TASK DESCRIPTION | Copy each line below that contains "JSON".

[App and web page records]
==*==
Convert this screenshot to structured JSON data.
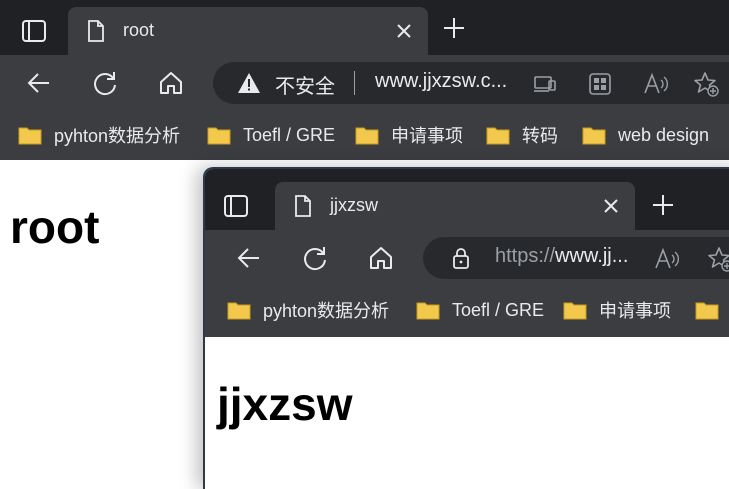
{
  "back_window": {
    "tab": {
      "title": "root"
    },
    "address": {
      "security_label": "不安全",
      "url": "www.jjxzsw.c..."
    },
    "bookmarks": [
      "pyhton数据分析",
      "Toefl / GRE",
      "申请事项",
      "转码",
      "web design"
    ],
    "content": {
      "heading": "root"
    }
  },
  "front_window": {
    "tab": {
      "title": "jjxzsw"
    },
    "address": {
      "url_prefix": "https://",
      "url_host": "www.jj..."
    },
    "bookmarks": [
      "pyhton数据分析",
      "Toefl / GRE",
      "申请事项"
    ],
    "content": {
      "heading": "jjxzsw"
    }
  },
  "colors": {
    "tabbar": "#202124",
    "toolbar": "#3c3d41",
    "folder": "#f2c94c"
  }
}
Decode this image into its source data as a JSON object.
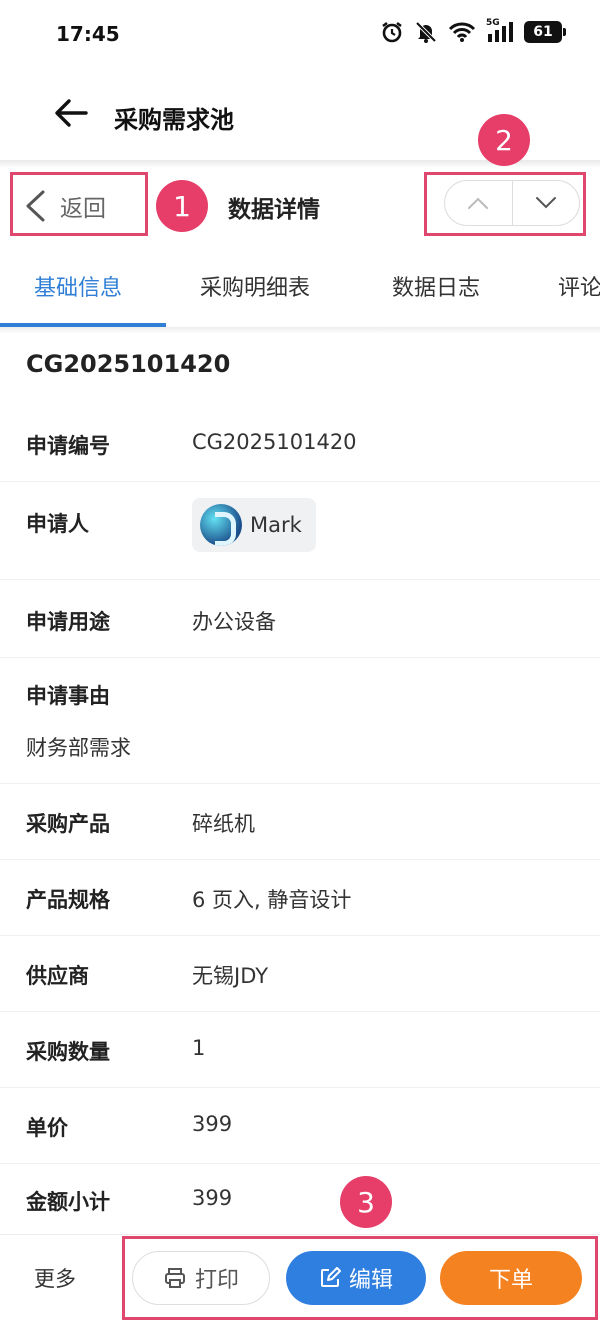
{
  "status_bar": {
    "time": "17:45",
    "network": "5G",
    "battery": "61"
  },
  "header": {
    "title": "采购需求池"
  },
  "detail_bar": {
    "back_label": "返回",
    "title": "数据详情"
  },
  "tabs": [
    {
      "label": "基础信息",
      "active": true
    },
    {
      "label": "采购明细表",
      "active": false
    },
    {
      "label": "数据日志",
      "active": false
    },
    {
      "label": "评论",
      "active": false
    }
  ],
  "record": {
    "title": "CG2025101420",
    "fields": {
      "apply_no": {
        "label": "申请编号",
        "value": "CG2025101420"
      },
      "applicant": {
        "label": "申请人",
        "value": "Mark"
      },
      "purpose": {
        "label": "申请用途",
        "value": "办公设备"
      },
      "reason": {
        "label": "申请事由",
        "value": "财务部需求"
      },
      "product": {
        "label": "采购产品",
        "value": "碎纸机"
      },
      "spec": {
        "label": "产品规格",
        "value": "6 页入, 静音设计"
      },
      "supplier": {
        "label": "供应商",
        "value": "无锡JDY"
      },
      "quantity": {
        "label": "采购数量",
        "value": "1"
      },
      "unit_price": {
        "label": "单价",
        "value": "399"
      },
      "subtotal": {
        "label": "金额小计",
        "value": "399"
      }
    }
  },
  "bottom_bar": {
    "more": "更多",
    "print": "打印",
    "edit": "编辑",
    "order": "下单"
  },
  "annotations": {
    "a1": "1",
    "a2": "2",
    "a3": "3"
  },
  "colors": {
    "accent": "#2f7fd6",
    "edit": "#2f7fe0",
    "order": "#f58220",
    "annotation": "#e73d69"
  }
}
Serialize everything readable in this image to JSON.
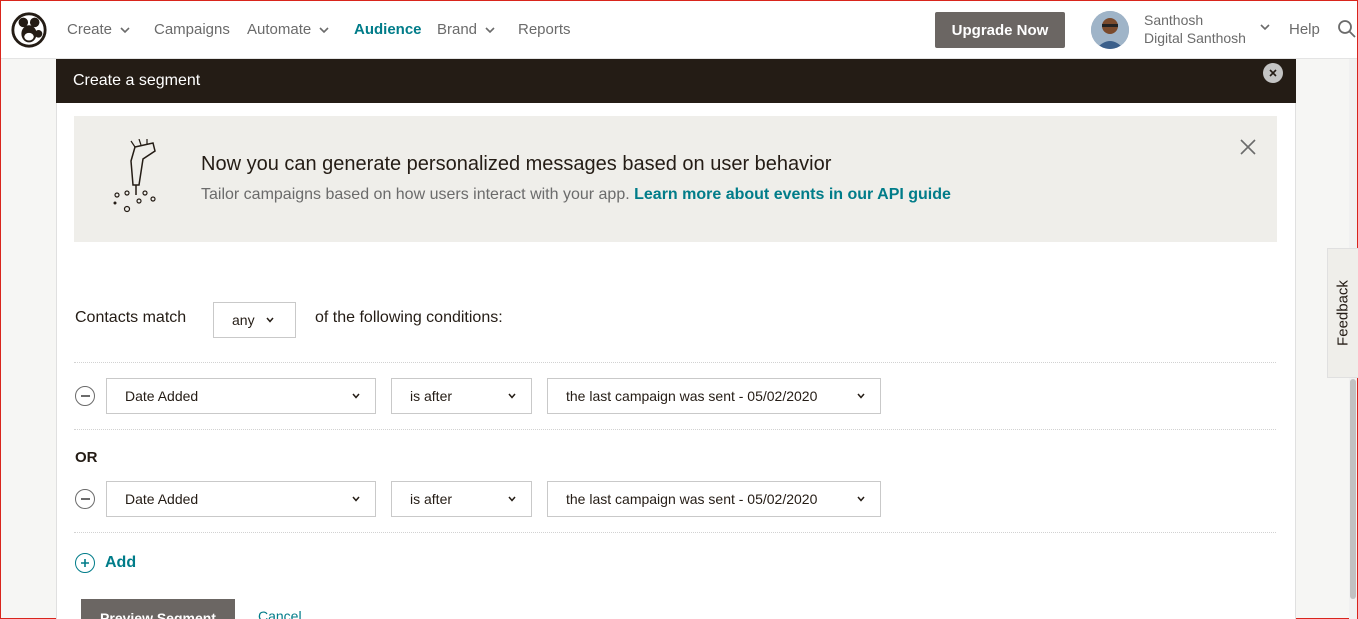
{
  "nav": {
    "items": [
      {
        "label": "Create",
        "has_dropdown": true,
        "active": false
      },
      {
        "label": "Campaigns",
        "has_dropdown": false,
        "active": false
      },
      {
        "label": "Automate",
        "has_dropdown": true,
        "active": false
      },
      {
        "label": "Audience",
        "has_dropdown": false,
        "active": true
      },
      {
        "label": "Brand",
        "has_dropdown": true,
        "active": false
      },
      {
        "label": "Reports",
        "has_dropdown": false,
        "active": false
      }
    ],
    "upgrade_label": "Upgrade Now",
    "user": {
      "name": "Santhosh",
      "account": "Digital Santhosh"
    },
    "help_label": "Help"
  },
  "modal": {
    "title": "Create a segment"
  },
  "banner": {
    "title": "Now you can generate personalized messages based on user behavior",
    "text": "Tailor campaigns based on how users interact with your app.",
    "link": "Learn more about events in our API guide"
  },
  "match": {
    "prefix": "Contacts match",
    "value": "any",
    "suffix": "of the following conditions:"
  },
  "conditions": [
    {
      "field": "Date Added",
      "operator": "is after",
      "value": "the last campaign was sent - 05/02/2020"
    },
    {
      "field": "Date Added",
      "operator": "is after",
      "value": "the last campaign was sent - 05/02/2020"
    }
  ],
  "or_label": "OR",
  "add_label": "Add",
  "preview_label": "Preview Segment",
  "cancel_label": "Cancel",
  "feedback_label": "Feedback",
  "colors": {
    "accent": "#007c89",
    "header_dark": "#241c15",
    "button_gray": "#6b6663",
    "banner_bg": "#efeeea"
  }
}
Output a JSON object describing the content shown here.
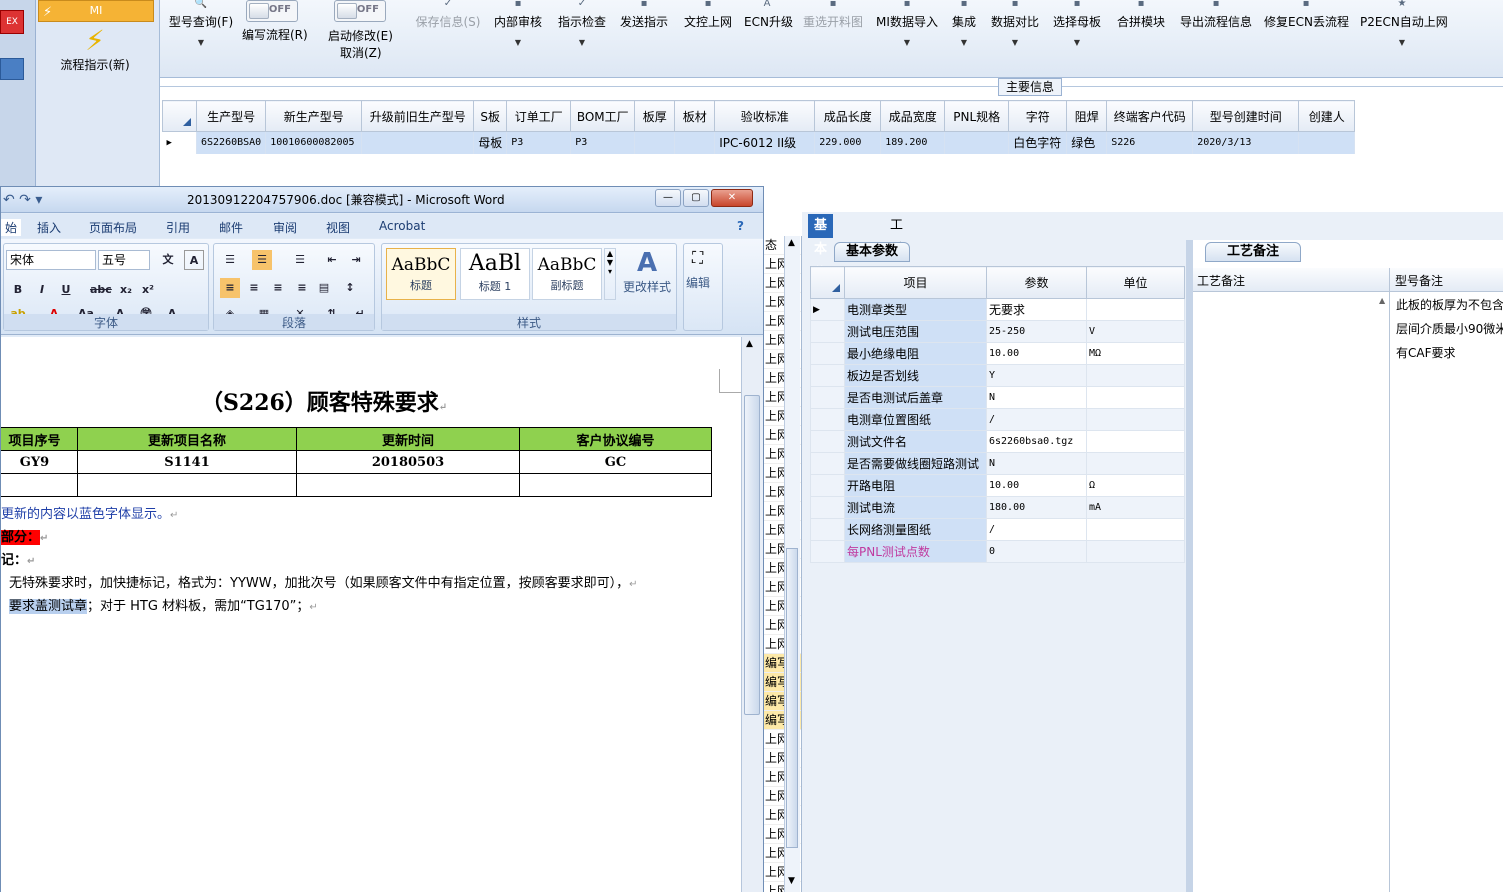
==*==
THE COMPLETED TASK |
Convert this screenshot to structured JSON data.
Decode this image into its source data as a JSON object.
Serialize everything readable in this image to JSON.
Output a JSON object describing the content shown here.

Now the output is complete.